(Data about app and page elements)
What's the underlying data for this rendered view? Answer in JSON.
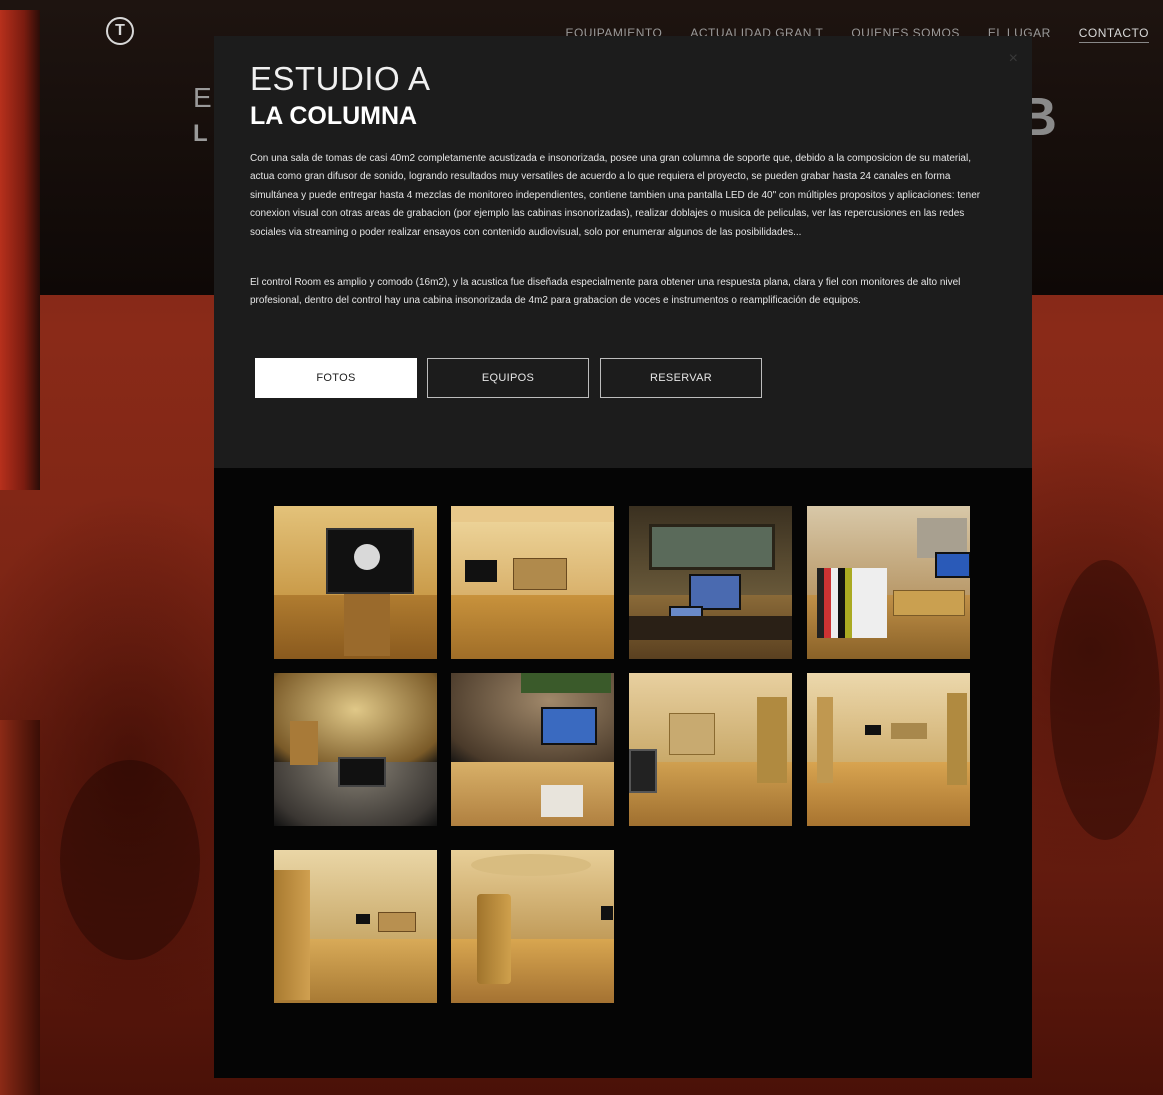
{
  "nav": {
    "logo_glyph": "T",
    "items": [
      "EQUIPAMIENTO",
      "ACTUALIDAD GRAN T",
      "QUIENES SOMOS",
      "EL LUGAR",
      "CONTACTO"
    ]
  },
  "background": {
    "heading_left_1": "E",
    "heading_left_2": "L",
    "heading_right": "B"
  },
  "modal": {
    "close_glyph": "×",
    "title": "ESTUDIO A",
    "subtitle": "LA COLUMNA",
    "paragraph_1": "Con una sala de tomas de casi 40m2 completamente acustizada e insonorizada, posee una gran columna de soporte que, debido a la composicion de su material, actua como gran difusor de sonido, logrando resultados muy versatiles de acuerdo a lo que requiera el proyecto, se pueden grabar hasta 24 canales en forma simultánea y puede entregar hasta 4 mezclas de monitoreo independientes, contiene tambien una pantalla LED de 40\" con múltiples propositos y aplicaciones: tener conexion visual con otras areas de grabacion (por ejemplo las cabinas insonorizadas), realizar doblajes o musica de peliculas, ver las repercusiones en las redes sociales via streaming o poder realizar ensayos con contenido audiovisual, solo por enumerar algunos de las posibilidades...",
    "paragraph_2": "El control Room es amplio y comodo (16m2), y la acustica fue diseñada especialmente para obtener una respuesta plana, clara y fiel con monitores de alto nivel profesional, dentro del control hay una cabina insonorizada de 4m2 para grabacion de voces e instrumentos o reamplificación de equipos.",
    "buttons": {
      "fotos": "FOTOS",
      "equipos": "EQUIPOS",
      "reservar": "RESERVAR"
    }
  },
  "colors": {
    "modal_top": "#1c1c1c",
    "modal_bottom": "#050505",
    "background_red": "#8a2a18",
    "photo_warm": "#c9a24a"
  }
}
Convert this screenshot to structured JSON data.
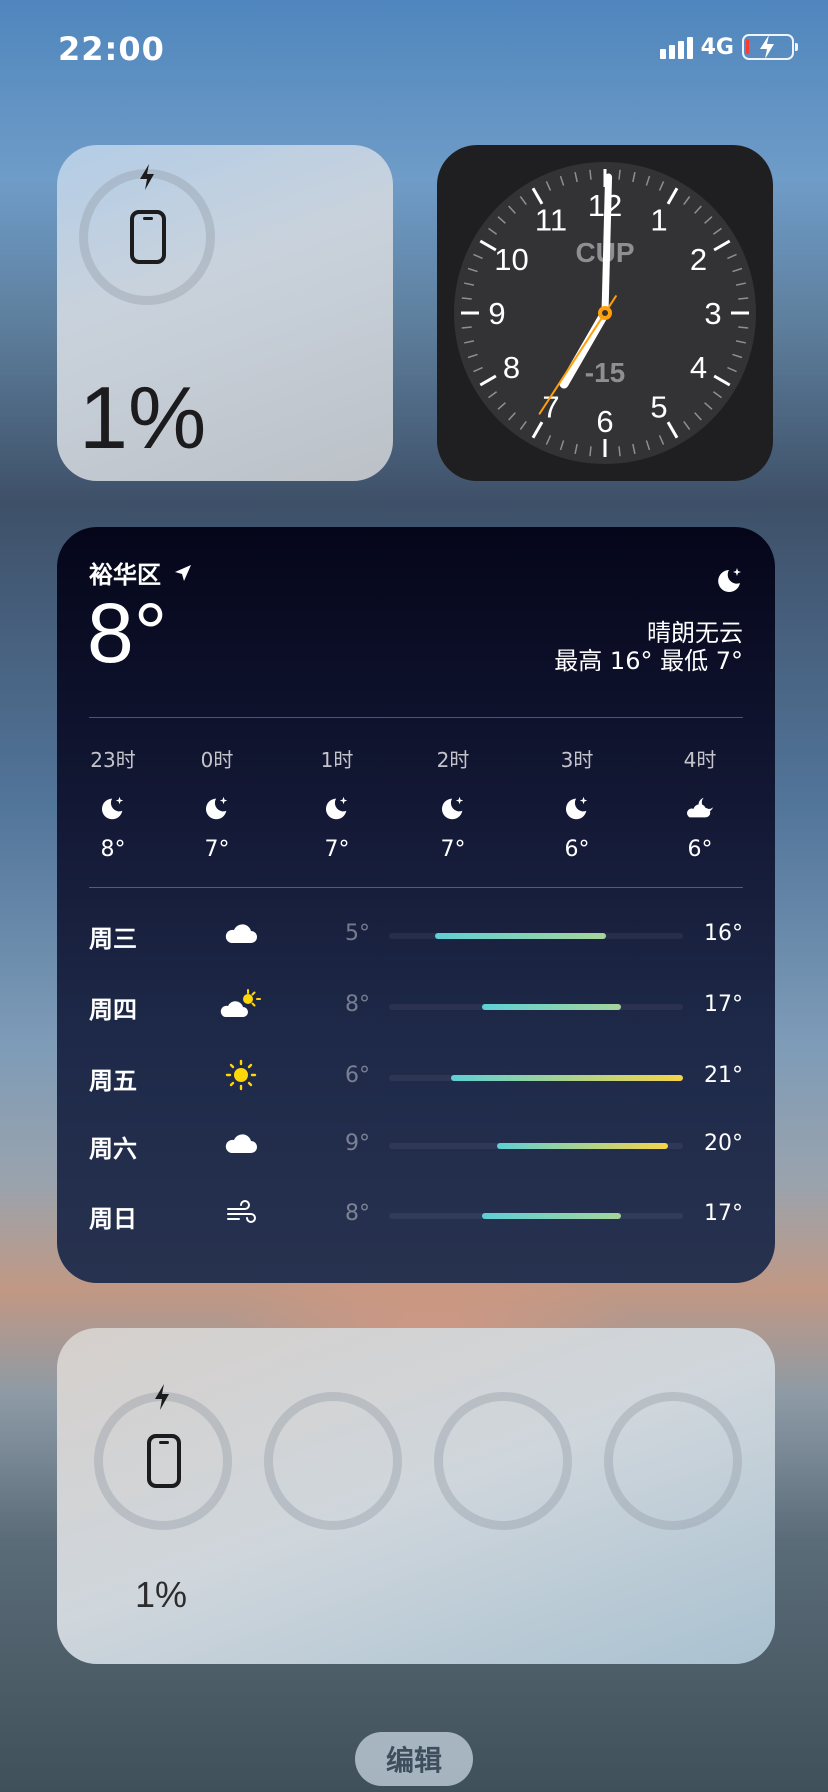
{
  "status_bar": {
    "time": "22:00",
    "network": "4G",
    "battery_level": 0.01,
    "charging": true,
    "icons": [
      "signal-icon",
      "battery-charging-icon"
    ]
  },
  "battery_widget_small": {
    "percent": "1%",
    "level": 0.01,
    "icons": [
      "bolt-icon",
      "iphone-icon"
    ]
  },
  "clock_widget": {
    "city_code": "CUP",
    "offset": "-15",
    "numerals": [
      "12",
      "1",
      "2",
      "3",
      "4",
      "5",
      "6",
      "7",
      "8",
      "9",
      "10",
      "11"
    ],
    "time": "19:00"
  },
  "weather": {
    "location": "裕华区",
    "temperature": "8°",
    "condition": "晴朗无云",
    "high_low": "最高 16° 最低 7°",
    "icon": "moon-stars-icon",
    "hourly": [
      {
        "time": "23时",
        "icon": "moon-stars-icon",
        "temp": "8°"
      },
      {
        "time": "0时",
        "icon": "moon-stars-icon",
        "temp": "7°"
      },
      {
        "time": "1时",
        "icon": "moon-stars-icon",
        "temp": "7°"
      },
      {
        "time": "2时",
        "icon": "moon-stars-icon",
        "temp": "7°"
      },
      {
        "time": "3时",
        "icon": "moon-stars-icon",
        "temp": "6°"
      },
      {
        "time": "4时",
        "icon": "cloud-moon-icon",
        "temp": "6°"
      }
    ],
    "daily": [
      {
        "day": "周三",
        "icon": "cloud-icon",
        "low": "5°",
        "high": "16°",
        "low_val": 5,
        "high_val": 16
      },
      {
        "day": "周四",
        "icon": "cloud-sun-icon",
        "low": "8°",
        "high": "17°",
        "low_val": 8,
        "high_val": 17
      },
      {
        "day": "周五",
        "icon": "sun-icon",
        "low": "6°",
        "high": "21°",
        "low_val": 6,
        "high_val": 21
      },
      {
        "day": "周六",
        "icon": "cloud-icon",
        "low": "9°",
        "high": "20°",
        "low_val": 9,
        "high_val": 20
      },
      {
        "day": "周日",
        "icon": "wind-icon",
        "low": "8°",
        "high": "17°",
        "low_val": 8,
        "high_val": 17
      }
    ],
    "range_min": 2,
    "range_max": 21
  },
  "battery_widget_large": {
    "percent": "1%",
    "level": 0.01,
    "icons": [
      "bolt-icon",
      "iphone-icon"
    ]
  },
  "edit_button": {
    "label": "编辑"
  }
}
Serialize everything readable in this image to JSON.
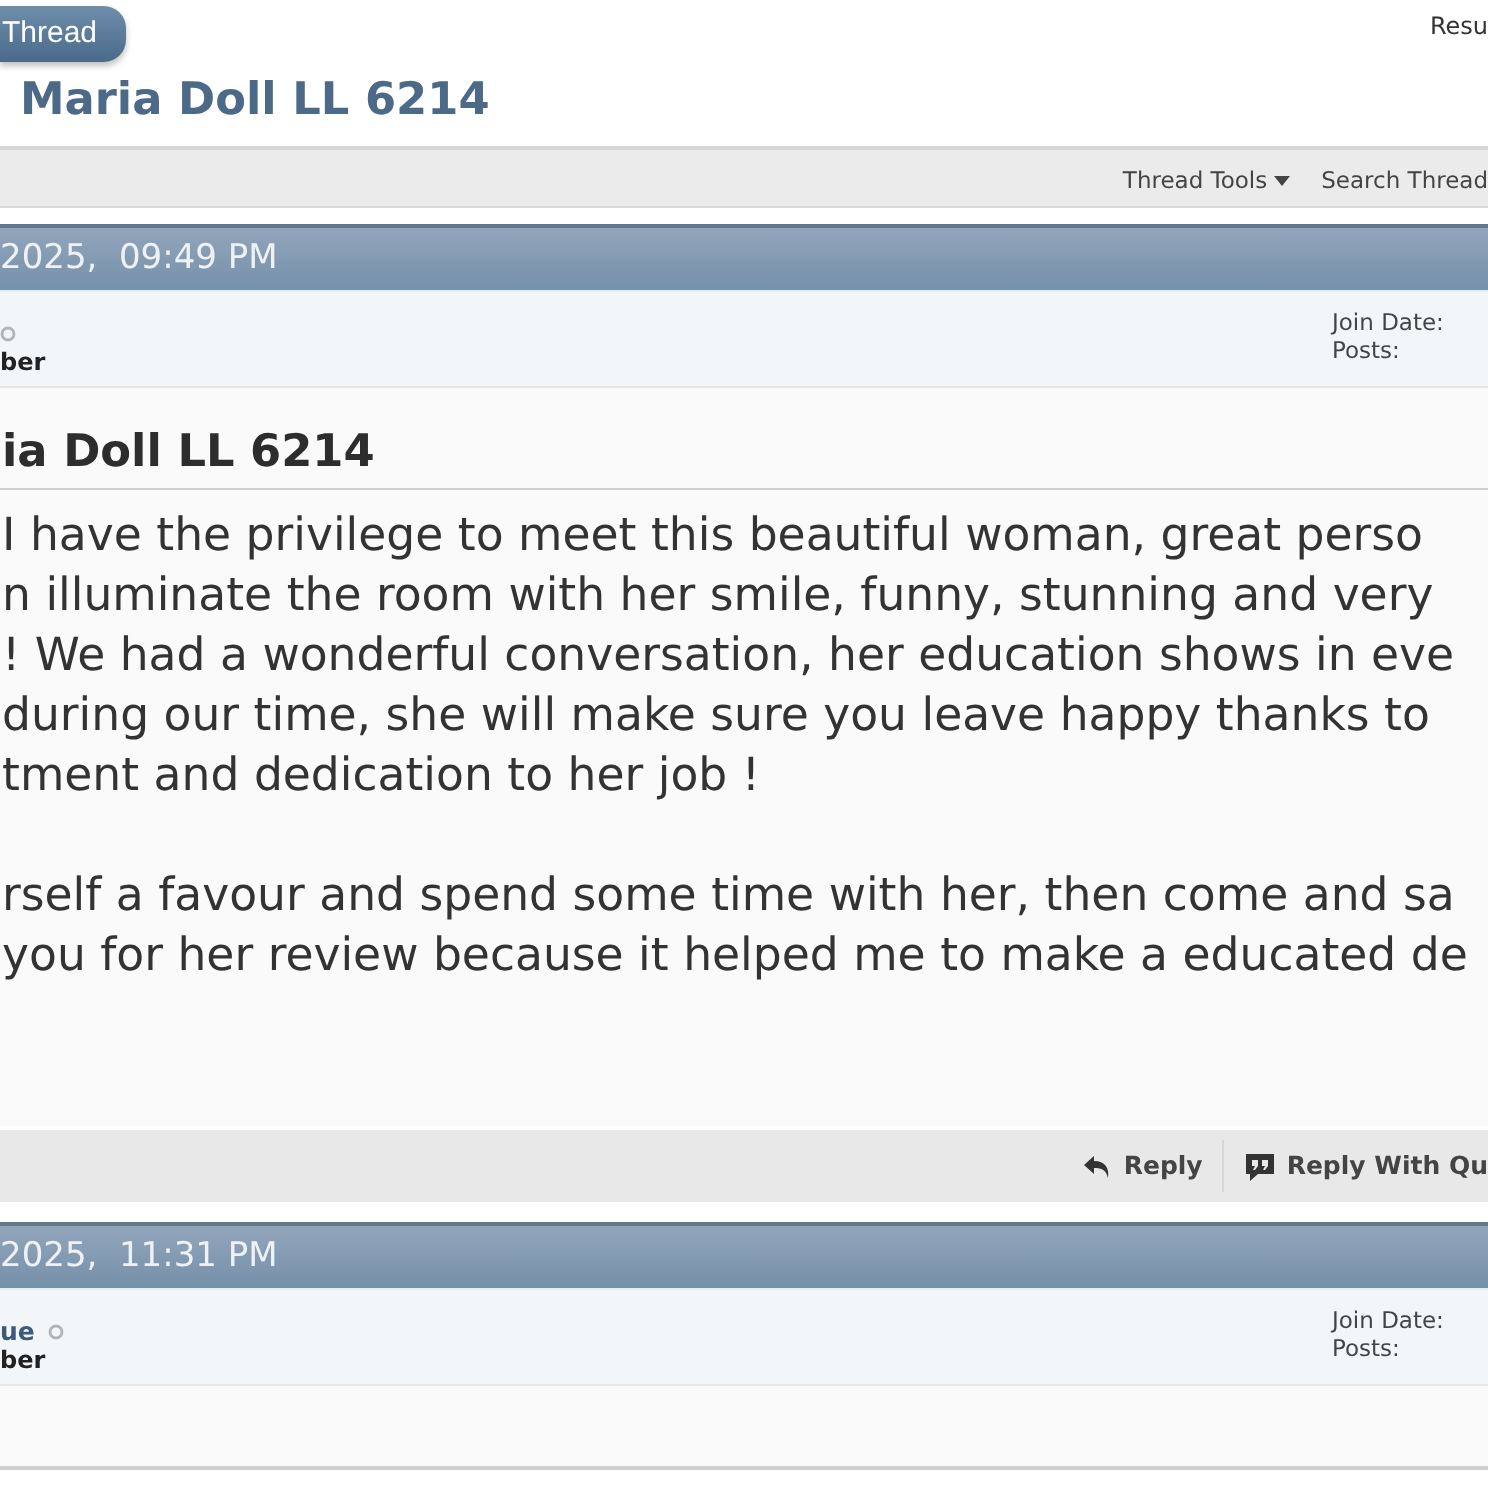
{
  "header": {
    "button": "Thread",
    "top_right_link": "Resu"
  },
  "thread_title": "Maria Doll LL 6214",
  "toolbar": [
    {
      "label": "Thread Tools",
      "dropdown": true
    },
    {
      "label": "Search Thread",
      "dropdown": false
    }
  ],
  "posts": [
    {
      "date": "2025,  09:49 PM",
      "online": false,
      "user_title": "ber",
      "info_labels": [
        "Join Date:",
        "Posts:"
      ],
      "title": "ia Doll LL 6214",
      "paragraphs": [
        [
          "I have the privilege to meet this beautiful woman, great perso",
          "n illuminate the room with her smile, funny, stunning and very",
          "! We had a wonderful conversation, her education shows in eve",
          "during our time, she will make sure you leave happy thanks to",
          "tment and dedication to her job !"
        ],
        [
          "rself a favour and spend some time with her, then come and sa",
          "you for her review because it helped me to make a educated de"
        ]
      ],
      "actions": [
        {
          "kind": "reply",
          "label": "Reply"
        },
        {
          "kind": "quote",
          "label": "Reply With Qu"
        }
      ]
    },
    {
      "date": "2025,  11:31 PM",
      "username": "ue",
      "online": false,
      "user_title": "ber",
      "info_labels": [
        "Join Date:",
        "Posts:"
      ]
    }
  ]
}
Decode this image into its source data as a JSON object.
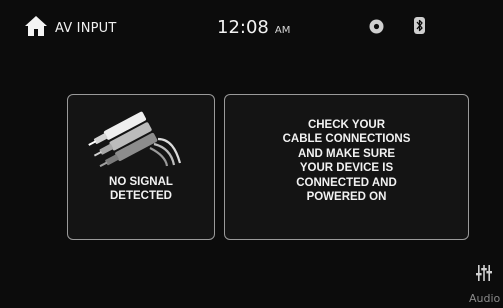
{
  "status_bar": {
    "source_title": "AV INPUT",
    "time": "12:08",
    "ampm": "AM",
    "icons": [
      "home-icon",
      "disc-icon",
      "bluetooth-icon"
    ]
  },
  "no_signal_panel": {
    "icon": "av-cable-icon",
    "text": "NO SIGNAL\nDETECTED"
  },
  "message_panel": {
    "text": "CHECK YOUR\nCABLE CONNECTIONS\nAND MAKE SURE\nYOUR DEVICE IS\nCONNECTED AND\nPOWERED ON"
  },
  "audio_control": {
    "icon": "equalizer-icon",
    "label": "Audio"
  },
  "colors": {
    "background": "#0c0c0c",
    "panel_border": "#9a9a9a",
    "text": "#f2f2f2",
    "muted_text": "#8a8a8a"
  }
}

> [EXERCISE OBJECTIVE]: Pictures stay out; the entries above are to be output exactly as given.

> [RESPONSE AREA]:
What's the underlying data for this rendered view? Answer in JSON.
{
  "nav": {
    "logo_glyph": "T",
    "items": [
      "EQUIPAMIENTO",
      "ACTUALIDAD GRAN T",
      "QUIENES SOMOS",
      "EL LUGAR",
      "CONTACTO"
    ]
  },
  "background": {
    "heading_left_1": "E",
    "heading_left_2": "L",
    "heading_right": "B"
  },
  "modal": {
    "close_glyph": "×",
    "title": "ESTUDIO A",
    "subtitle": "LA COLUMNA",
    "paragraph_1": "Con una sala de tomas de casi 40m2 completamente acustizada e insonorizada, posee una gran columna de soporte que, debido a la composicion de su material, actua como gran difusor de sonido, logrando resultados muy versatiles de acuerdo a lo que requiera el proyecto, se pueden grabar hasta 24 canales en forma simultánea y puede entregar hasta 4 mezclas de monitoreo independientes, contiene tambien una pantalla LED de 40\" con múltiples propositos y aplicaciones: tener conexion visual con otras areas de grabacion (por ejemplo las cabinas insonorizadas), realizar doblajes o musica de peliculas, ver las repercusiones en las redes sociales via streaming o poder realizar ensayos con contenido audiovisual, solo por enumerar algunos de las posibilidades...",
    "paragraph_2": "El control Room es amplio y comodo (16m2), y la acustica fue diseñada especialmente para obtener una respuesta plana, clara y fiel con monitores de alto nivel profesional, dentro del control hay una cabina insonorizada de 4m2 para grabacion de voces e instrumentos o reamplificación de equipos.",
    "buttons": {
      "fotos": "FOTOS",
      "equipos": "EQUIPOS",
      "reservar": "RESERVAR"
    }
  },
  "colors": {
    "modal_top": "#1c1c1c",
    "modal_bottom": "#050505",
    "background_red": "#8a2a18",
    "photo_warm": "#c9a24a"
  }
}
Convert this screenshot to structured JSON data.
{
  "status_bar": {
    "time": "22:00",
    "network": "4G",
    "battery_level": 0.01,
    "charging": true,
    "icons": [
      "signal-icon",
      "battery-charging-icon"
    ]
  },
  "battery_widget_small": {
    "percent": "1%",
    "level": 0.01,
    "icons": [
      "bolt-icon",
      "iphone-icon"
    ]
  },
  "clock_widget": {
    "city_code": "CUP",
    "offset": "-15",
    "numerals": [
      "12",
      "1",
      "2",
      "3",
      "4",
      "5",
      "6",
      "7",
      "8",
      "9",
      "10",
      "11"
    ],
    "time": "19:00"
  },
  "weather": {
    "location": "裕华区",
    "temperature": "8°",
    "condition": "晴朗无云",
    "high_low": "最高 16° 最低 7°",
    "icon": "moon-stars-icon",
    "hourly": [
      {
        "time": "23时",
        "icon": "moon-stars-icon",
        "temp": "8°"
      },
      {
        "time": "0时",
        "icon": "moon-stars-icon",
        "temp": "7°"
      },
      {
        "time": "1时",
        "icon": "moon-stars-icon",
        "temp": "7°"
      },
      {
        "time": "2时",
        "icon": "moon-stars-icon",
        "temp": "7°"
      },
      {
        "time": "3时",
        "icon": "moon-stars-icon",
        "temp": "6°"
      },
      {
        "time": "4时",
        "icon": "cloud-moon-icon",
        "temp": "6°"
      }
    ],
    "daily": [
      {
        "day": "周三",
        "icon": "cloud-icon",
        "low": "5°",
        "high": "16°",
        "low_val": 5,
        "high_val": 16
      },
      {
        "day": "周四",
        "icon": "cloud-sun-icon",
        "low": "8°",
        "high": "17°",
        "low_val": 8,
        "high_val": 17
      },
      {
        "day": "周五",
        "icon": "sun-icon",
        "low": "6°",
        "high": "21°",
        "low_val": 6,
        "high_val": 21
      },
      {
        "day": "周六",
        "icon": "cloud-icon",
        "low": "9°",
        "high": "20°",
        "low_val": 9,
        "high_val": 20
      },
      {
        "day": "周日",
        "icon": "wind-icon",
        "low": "8°",
        "high": "17°",
        "low_val": 8,
        "high_val": 17
      }
    ],
    "range_min": 2,
    "range_max": 21
  },
  "battery_widget_large": {
    "percent": "1%",
    "level": 0.01,
    "icons": [
      "bolt-icon",
      "iphone-icon"
    ]
  },
  "edit_button": {
    "label": "编辑"
  }
}
Serialize everything readable in this image to JSON.
{
  "header": {
    "button": "Thread",
    "top_right_link": "Resu"
  },
  "thread_title": "Maria Doll LL 6214",
  "toolbar": [
    {
      "label": "Thread Tools",
      "dropdown": true
    },
    {
      "label": "Search Thread",
      "dropdown": false
    }
  ],
  "posts": [
    {
      "date": "2025,  09:49 PM",
      "online": false,
      "user_title": "ber",
      "info_labels": [
        "Join Date:",
        "Posts:"
      ],
      "title": "ia Doll LL 6214",
      "paragraphs": [
        [
          "I have the privilege to meet this beautiful woman, great perso",
          "n illuminate the room with her smile, funny, stunning and very",
          "! We had a wonderful conversation, her education shows in eve",
          "during our time, she will make sure you leave happy thanks to",
          "tment and dedication to her job !"
        ],
        [
          "rself a favour and spend some time with her, then come and sa",
          "you for her review because it helped me to make a educated de"
        ]
      ],
      "actions": [
        {
          "kind": "reply",
          "label": "Reply"
        },
        {
          "kind": "quote",
          "label": "Reply With Qu"
        }
      ]
    },
    {
      "date": "2025,  11:31 PM",
      "username": "ue",
      "online": false,
      "user_title": "ber",
      "info_labels": [
        "Join Date:",
        "Posts:"
      ]
    }
  ]
}
Decode this image into its source data as a JSON object.
{
  "status_bar": {
    "source_title": "AV INPUT",
    "time": "12:08",
    "ampm": "AM",
    "icons": [
      "home-icon",
      "disc-icon",
      "bluetooth-icon"
    ]
  },
  "no_signal_panel": {
    "icon": "av-cable-icon",
    "text": "NO SIGNAL\nDETECTED"
  },
  "message_panel": {
    "text": "CHECK YOUR\nCABLE CONNECTIONS\nAND MAKE SURE\nYOUR DEVICE IS\nCONNECTED AND\nPOWERED ON"
  },
  "audio_control": {
    "icon": "equalizer-icon",
    "label": "Audio"
  },
  "colors": {
    "background": "#0c0c0c",
    "panel_border": "#9a9a9a",
    "text": "#f2f2f2",
    "muted_text": "#8a8a8a"
  }
}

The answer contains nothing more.